**DATA UNDER STUDY**.
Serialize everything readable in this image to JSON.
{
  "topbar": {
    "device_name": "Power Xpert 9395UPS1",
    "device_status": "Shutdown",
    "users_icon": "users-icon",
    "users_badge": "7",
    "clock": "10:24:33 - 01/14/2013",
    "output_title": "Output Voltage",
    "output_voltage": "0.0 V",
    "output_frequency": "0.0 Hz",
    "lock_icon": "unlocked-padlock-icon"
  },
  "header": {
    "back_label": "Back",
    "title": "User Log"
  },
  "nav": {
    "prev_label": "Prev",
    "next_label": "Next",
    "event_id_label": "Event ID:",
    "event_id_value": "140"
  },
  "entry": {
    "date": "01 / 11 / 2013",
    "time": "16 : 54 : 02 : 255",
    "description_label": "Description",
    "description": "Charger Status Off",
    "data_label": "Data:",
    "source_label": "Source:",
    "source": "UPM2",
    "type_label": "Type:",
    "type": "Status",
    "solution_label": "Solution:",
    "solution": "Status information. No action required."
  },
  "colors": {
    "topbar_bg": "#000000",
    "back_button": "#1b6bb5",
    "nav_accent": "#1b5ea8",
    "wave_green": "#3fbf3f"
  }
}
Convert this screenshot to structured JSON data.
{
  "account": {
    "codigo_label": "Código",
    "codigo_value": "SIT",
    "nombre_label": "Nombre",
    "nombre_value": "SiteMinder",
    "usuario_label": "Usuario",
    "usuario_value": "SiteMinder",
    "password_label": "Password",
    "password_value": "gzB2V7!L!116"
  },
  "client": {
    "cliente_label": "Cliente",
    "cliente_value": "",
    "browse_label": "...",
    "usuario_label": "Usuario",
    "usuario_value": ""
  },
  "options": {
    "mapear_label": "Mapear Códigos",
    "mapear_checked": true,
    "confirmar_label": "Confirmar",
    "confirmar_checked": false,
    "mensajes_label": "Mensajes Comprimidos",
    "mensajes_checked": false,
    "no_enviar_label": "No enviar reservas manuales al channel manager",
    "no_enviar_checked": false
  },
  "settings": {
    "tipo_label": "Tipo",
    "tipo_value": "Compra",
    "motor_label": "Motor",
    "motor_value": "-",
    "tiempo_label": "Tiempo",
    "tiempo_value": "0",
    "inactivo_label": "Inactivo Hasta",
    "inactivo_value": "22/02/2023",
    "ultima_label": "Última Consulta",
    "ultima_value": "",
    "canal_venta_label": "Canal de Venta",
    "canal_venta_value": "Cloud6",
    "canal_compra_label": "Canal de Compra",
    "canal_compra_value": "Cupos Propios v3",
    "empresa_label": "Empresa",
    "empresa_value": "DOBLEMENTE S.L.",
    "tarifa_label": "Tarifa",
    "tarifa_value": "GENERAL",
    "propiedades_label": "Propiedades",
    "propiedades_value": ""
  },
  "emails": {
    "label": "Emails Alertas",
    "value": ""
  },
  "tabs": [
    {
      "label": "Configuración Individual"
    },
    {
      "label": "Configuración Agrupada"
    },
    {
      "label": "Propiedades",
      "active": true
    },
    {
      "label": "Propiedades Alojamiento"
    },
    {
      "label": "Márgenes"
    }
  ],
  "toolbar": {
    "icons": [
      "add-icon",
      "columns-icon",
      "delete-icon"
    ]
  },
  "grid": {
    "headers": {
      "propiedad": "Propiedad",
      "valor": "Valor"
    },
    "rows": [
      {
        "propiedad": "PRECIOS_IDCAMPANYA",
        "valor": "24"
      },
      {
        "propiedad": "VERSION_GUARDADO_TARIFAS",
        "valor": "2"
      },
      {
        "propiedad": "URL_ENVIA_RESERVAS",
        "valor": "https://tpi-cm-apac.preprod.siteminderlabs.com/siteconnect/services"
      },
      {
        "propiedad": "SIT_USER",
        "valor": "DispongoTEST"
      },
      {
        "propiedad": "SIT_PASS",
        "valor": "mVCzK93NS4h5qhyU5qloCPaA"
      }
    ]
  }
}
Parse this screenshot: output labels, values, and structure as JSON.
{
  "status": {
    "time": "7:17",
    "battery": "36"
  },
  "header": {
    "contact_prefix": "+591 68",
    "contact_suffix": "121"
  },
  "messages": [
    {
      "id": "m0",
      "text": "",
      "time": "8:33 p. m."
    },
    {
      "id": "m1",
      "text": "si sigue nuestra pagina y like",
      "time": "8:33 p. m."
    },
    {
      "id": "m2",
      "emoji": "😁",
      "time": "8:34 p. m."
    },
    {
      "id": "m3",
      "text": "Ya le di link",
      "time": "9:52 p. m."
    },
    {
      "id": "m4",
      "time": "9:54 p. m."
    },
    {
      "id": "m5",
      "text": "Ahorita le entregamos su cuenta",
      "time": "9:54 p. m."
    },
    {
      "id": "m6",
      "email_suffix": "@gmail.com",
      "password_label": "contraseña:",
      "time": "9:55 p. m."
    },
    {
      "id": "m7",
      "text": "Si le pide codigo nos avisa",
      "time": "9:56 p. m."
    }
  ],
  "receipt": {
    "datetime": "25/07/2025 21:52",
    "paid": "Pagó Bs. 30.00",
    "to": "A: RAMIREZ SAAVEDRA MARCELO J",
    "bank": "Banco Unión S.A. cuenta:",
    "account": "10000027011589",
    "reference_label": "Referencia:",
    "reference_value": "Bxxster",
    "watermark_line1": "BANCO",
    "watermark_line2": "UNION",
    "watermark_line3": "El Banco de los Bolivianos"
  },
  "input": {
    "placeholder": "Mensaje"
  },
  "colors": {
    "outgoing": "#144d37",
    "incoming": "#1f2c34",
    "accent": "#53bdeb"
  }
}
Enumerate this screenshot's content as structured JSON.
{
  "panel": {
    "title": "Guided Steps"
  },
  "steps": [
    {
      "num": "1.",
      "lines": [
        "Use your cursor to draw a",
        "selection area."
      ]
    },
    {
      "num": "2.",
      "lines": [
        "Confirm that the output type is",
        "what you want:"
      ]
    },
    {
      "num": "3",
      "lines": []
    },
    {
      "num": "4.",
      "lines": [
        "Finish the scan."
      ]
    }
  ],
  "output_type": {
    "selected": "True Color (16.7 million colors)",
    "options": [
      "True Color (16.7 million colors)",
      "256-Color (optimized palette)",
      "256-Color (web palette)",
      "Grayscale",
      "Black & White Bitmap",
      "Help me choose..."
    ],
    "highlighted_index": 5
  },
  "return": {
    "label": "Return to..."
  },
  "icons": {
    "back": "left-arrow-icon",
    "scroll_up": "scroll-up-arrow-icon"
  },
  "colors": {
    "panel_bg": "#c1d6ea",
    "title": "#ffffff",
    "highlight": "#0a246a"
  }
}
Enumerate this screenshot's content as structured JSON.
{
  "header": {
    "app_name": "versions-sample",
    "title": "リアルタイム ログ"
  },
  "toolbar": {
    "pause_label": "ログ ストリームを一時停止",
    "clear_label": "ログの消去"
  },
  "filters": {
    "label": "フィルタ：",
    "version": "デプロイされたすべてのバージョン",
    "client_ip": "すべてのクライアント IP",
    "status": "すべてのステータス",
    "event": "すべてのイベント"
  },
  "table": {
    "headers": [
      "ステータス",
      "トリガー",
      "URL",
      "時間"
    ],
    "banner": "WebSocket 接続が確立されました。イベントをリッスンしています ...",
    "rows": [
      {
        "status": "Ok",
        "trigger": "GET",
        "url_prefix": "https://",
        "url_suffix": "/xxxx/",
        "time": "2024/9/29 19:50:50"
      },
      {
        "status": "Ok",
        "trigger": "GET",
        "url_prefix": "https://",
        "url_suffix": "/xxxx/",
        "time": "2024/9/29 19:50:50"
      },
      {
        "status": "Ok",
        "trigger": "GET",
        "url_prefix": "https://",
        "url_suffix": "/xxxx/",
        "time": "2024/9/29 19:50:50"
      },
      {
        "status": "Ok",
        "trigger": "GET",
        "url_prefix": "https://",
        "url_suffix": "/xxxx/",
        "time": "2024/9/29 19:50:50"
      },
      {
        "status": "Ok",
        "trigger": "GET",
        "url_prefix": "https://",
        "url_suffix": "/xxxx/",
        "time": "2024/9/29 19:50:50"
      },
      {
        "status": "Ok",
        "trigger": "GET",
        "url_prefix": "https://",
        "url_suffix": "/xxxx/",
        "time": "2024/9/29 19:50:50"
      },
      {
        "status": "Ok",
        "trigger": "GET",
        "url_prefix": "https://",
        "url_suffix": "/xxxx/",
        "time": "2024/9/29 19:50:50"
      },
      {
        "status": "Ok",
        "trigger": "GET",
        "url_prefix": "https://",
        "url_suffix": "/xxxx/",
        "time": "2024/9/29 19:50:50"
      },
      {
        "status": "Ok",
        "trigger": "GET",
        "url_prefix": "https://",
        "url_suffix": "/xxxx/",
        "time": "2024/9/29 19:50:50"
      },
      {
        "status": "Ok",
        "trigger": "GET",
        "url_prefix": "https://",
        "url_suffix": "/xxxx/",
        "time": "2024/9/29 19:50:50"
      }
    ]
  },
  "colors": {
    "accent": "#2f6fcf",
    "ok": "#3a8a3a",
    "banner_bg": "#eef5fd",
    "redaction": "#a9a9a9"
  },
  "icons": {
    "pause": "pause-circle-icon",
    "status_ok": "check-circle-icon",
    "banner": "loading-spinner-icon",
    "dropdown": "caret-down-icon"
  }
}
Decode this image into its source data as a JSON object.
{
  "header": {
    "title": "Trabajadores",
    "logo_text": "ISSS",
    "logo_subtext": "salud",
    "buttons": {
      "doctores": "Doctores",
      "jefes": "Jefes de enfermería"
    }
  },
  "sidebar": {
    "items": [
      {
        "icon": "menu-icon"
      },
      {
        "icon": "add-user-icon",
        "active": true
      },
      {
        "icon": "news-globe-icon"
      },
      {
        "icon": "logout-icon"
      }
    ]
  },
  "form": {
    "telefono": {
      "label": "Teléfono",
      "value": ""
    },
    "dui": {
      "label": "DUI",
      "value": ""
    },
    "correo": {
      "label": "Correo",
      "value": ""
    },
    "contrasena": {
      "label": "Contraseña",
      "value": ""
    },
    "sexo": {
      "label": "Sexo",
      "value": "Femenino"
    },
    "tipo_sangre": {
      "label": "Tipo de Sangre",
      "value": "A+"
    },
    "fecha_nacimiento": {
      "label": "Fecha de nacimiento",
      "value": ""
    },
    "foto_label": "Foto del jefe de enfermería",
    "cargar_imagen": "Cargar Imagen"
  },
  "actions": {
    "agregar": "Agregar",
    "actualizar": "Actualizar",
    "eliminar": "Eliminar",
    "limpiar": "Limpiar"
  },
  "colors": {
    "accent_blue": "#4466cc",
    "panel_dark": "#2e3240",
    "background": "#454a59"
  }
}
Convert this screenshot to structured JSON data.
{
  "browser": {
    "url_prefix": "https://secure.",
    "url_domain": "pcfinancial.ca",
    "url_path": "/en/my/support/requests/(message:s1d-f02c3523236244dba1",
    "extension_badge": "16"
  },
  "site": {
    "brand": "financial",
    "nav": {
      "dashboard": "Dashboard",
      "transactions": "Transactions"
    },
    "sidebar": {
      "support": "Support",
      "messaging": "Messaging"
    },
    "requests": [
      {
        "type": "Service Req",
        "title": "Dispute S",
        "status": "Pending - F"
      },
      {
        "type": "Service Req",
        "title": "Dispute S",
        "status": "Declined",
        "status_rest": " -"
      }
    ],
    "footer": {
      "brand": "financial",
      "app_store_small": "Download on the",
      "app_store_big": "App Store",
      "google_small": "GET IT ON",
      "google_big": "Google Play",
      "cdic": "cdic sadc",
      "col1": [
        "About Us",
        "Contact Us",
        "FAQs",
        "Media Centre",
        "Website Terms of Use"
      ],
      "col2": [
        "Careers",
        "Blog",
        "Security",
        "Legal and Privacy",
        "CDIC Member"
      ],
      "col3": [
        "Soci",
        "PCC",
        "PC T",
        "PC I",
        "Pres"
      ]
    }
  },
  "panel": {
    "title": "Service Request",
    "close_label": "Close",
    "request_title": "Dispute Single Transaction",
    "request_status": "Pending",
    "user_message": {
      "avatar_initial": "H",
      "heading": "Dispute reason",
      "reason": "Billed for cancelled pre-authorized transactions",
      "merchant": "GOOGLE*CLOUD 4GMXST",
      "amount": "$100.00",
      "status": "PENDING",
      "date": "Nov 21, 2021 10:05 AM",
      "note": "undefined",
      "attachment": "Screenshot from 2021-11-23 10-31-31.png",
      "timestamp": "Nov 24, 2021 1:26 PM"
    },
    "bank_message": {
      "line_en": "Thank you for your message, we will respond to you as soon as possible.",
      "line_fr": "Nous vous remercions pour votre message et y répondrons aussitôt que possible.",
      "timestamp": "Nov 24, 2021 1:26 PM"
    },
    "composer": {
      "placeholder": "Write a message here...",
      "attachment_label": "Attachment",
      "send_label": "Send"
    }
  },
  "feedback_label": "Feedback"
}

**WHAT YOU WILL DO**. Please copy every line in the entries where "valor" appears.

**WRITTEN ANSWER**.
      "valor": "Valor"
        "valor": "24"
        "valor": "2"
        "valor": "https://tpi-cm-apac.preprod.siteminderlabs.com/siteconnect/services"
        "valor": "DispongoTEST"
        "valor": "mVCzK93NS4h5qhyU5qloCPaA"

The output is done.